Someone says something or even does something and it doesn’t sit right with you.
You dismiss it and move along.
Little by little, resentment builds up.
It grows bigger and bigger until it feels like you’re about to burst.
What do you do when this happens?
Spend some time thinking about how you’re feeling. Write it down. Ask yourself why. When you get an answer, ask another why and another why until you become so uncomfortable with asking yourself why. This is how you get to the bottom of what’s really bothering you.
Most of the time, recent events are just triggers. There’s always something to unearth.
2. Book a Call and Set the Agenda
Here’s something that I learned from a former (and awesome) coach. You can’t just call-up someone and start babbling away with your rants and feelings. The person on the other end of the conversation must be in a place and space where they are ready to listen. If you just suddenly pour your heart out, chances are, they’re not ready to receive feedback and they’d feel attacked.
Don’t be lazy and selfish. Schedule a call and let the person know what the call would be about.
3. Prepare for the Call
Just like with any meeting, you need to have a guide of what it is that you want to say or address. This will help you address everything that you need to address and not lose track of your thoughts.
4. Think of Solutions
You can’t just rant away. For a feedback call to be productive, you both would need to come to an intersection. What can the other person do to make it better? What can you do to make it better? You can’t just put all the problems on the table and expect the other person to pick everything up and clean it up. No. You both have to work it out together.
5. Be Ready to Listen

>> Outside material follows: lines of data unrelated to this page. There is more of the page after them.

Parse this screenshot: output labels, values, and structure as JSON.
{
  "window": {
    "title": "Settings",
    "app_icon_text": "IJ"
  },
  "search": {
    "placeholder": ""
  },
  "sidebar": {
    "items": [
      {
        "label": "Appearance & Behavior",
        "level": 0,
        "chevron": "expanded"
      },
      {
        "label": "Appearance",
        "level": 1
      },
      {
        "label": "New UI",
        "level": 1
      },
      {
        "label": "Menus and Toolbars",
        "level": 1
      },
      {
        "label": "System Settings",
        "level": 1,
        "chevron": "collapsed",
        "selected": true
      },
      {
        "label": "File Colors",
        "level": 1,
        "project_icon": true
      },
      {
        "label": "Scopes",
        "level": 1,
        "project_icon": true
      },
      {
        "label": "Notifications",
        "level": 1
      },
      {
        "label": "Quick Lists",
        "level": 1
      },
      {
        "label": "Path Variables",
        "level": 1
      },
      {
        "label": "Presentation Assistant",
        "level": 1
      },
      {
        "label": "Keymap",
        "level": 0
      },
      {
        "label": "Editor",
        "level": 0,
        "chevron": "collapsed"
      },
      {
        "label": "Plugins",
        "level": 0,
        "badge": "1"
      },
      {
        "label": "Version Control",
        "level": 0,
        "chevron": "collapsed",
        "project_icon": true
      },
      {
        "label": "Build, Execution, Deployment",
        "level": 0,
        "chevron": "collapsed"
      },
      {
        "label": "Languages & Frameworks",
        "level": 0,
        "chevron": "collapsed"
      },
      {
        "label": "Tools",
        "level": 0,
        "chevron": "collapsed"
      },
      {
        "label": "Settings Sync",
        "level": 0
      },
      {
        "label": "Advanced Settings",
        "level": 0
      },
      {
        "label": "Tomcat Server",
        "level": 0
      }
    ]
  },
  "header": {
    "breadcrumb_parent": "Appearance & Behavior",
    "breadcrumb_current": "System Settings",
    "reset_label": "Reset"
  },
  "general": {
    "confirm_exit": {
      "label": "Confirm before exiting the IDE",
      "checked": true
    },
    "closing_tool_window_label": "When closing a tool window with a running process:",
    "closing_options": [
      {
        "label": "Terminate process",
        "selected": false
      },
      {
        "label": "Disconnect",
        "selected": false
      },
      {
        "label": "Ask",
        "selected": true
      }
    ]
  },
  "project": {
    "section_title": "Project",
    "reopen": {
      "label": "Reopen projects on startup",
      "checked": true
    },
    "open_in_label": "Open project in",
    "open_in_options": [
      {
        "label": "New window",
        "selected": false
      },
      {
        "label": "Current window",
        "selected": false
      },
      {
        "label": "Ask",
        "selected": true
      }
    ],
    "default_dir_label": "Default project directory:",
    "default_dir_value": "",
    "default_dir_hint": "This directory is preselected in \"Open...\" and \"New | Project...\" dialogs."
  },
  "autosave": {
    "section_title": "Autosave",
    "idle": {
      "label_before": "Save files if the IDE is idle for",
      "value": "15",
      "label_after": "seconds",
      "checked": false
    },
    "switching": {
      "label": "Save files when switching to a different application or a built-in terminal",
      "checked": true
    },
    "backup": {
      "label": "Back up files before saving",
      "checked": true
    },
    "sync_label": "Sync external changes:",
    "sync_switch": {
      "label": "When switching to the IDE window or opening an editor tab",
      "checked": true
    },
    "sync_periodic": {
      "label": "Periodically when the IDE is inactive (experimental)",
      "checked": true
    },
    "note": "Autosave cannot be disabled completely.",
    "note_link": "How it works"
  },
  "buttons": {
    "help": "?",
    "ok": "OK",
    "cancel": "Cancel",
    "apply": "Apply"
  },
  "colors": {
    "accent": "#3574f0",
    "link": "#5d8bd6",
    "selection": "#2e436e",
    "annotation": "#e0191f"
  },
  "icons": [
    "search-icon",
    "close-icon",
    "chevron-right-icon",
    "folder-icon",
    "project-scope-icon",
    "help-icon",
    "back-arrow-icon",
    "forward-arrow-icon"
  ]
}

Most of the time, miscommunication happens because what you understood is different from what the other person wanted to convey. Once you’ve laid down all your cards, give the other person a chance to clear the air. This isn’t a monologue. It’s a dialogue. So be prepared to see things the way they perceive it - aka see it from their perspective too.
This may seem daunting but it’ll be worth it. Nothing can be resolved if you don’t speak up. You can’t blame the other person for not changing anything if you can’t even bring yourself to have a proper conversation. That’s on you.
C’mon, no one can read anyone’s mind.
At least, not yet.